Music and lyrics by James Burn, book by James Burn and Ian Poitier
Choughed Productions Ltd
New Players Theatre
Legacy Falls is the funniest musical I have seen since Austentatious early last year at the Landor Theatre.
Billed as 'the musical that dishes the dirt on soap', Legacy Falls mocks mercilessly but with affection an entertainment form that is the butt of easy jokes. But here the focus is not just on cheap scenery, bad writing and ludicrous plot lines in the soap, it has its own ration of coercion, drinking, gossip, affairs and skeletons in closets outside of the show too so the storyline is satisfyingly farcical both sides of the camera.
As one of America's favourite soaps, Legacy Falls, is about to celebrate its thirtieth anniversary, a new British producer arrives to 'sweep clean' and satisfy the network bosses' need to recover the show's falling market share whilst also having to satisfy the puritanical sponsor. Shaken by the idea of big changes in the show, the cast reveal their true colours.
And the Legacy cast are the standard collection of stereotypes: Jack Monroe (a dead ringer for oil magnate Blake Carrington), his screen wife, ex-wife, wife and ex again super-bitch Veronica Monroe Casey Bennett (much-married and all shoulder pads and back-combed blonde hair), her rival the vampy Madison Bennett, and the next generation Jed Casey, vacuous, baby-oiled and fit, and Brandy Monroe, vacuous, skinny and pretty.

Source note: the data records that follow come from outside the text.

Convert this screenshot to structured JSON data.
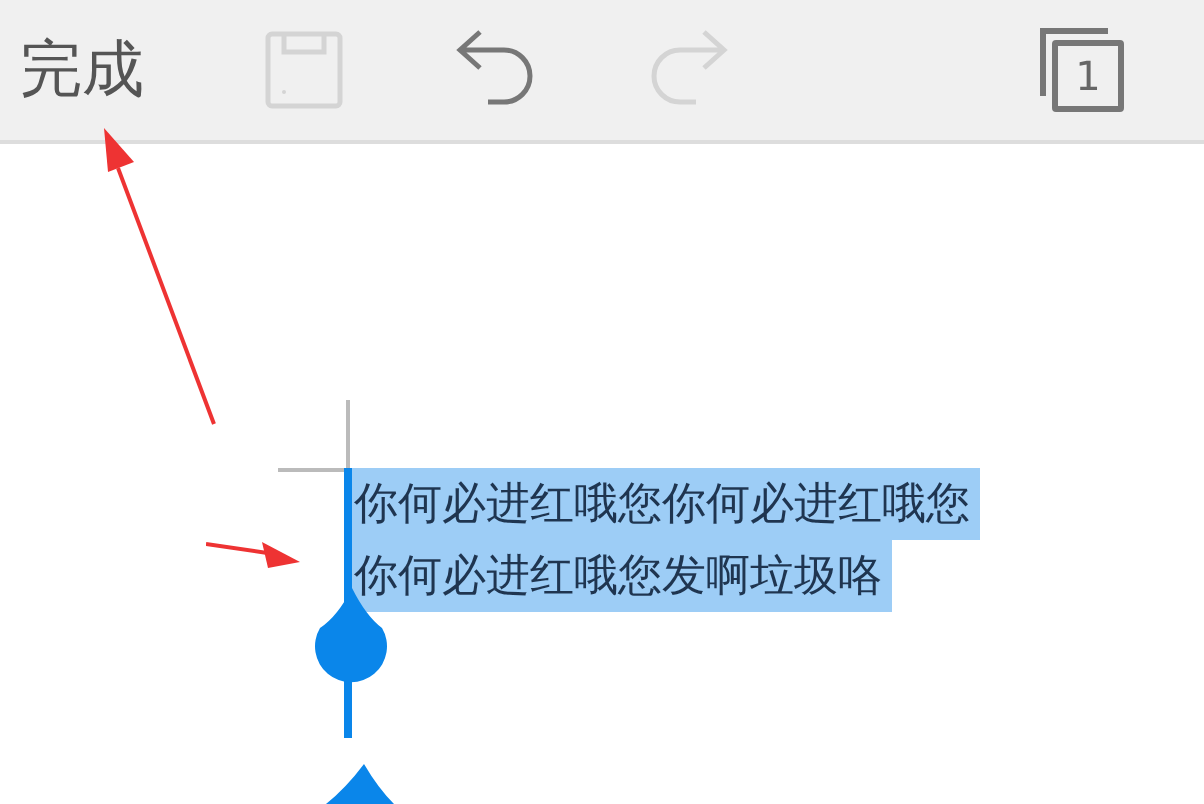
{
  "toolbar": {
    "done": "完成",
    "tools": [
      {
        "kind": "save",
        "disabled": true
      },
      {
        "kind": "undo",
        "disabled": false
      },
      {
        "kind": "redo",
        "disabled": true
      }
    ],
    "page_count": "1"
  },
  "editor": {
    "selected": true,
    "lines": [
      "你何必进红哦您你何必进红哦您",
      "你何必进红哦您发啊垃圾咯"
    ]
  }
}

Off screen they are all divas or bimbos. Edward Trafford who plays Jack has been with the show since it started and finds himself frustrated but resolved to a one-character acting career playing "Jack Monroe until one of us dies", whilst Stephanie Stone (Veronica) has no illusions, "call it fate, call it karma, I was made for daytime drama," she belts with the conviction of a television Broadway Baby.
Taylor Taylor resigns herself to Madison being killed off for the sake of the ratings but dim-beyond-blonde child advert star Amber Fox fears for the acting job that she got on the casting couch. "Starving actresses are easily impressed," she explains.
The heart of the show though lies away from the cameras with a warm love story between Edward and Daniel who finds himself on set by an accident of fate; it is a relationship which, thanks to gossip-mongering TV presenter Fleur McCain, gets pushed into the public domain.
You'll have to go and see the show to find out how that particular plot gets played out - actually you could just go and see the show for an evening's fun - but their relationship provides the score with the love songs that every musical needs. The other numbers flourish on witty lyrics and I especially liked a duet between Stephanie and Amber, "Normal People", in which they bemoan the fact that they couldn't cope without stardom because they "lack the necessary skills to stay alive [like] work the microwave". Oh! for such a lifestyle, but of it course it does make the point that there is a price to be paid for fame but without taking anything too seriously.
On the compositional side I admit to humming the show's theme tune under my breath on the way home on the train (but isn't that the point of them?) "Whatever You Do", which Daniel sings to Edward, is simple and powerful and finely delivered by engaging Tim Oxbrow who gives a tender and sincere performance throughout.
Legacy Falls isn't without fault - it isn't strikingly original and it wouldn't hurt to loose some ten minutes for instance, but it is blessed with an all round excellent cast, not just Oxbrow.
Mark Inscoe is impressive as Edward/Jack; he is increasingly appealing, dignified as he witnesses his fame turn to notoriety, and I found myself willing Edward to let himself be loved by Oxbrow's adorable Daniel even though a happy ending always looked to be on the cards.
Tara Hugo is outstanding as viperous actress Stephanie Stone and Veronica Monroe Casey Bennett. She delivers her sharp one liners with the dryness of a shockingly dry martini and appears as though she could spit out "Ladies Who Lunch" at the drop of a hat. Displaying great cool and determination she trooped on through "Without You" in spite of a mic that clearly had ideas of its own about how and when to function.
Joanne Heywood is delightfully funny and sexy as cynical Taylor and Madison and there are also memorable performances from Aimie Atkinson and Pippa Winslow.
With such good performances the comedy is delivered with excellent timing and a good deal of flair. If you are in need of a laugh this is a show for you. Similarly, if you like to hear a well-delivered song you won't be disappointed. Most importantly, if you can still remember who shot JR then you need to get out more and Legacy Falls could be just the therapy you need!
"Legacy Falls" plays until 20th November
Reviewer: Sandra Giorgetti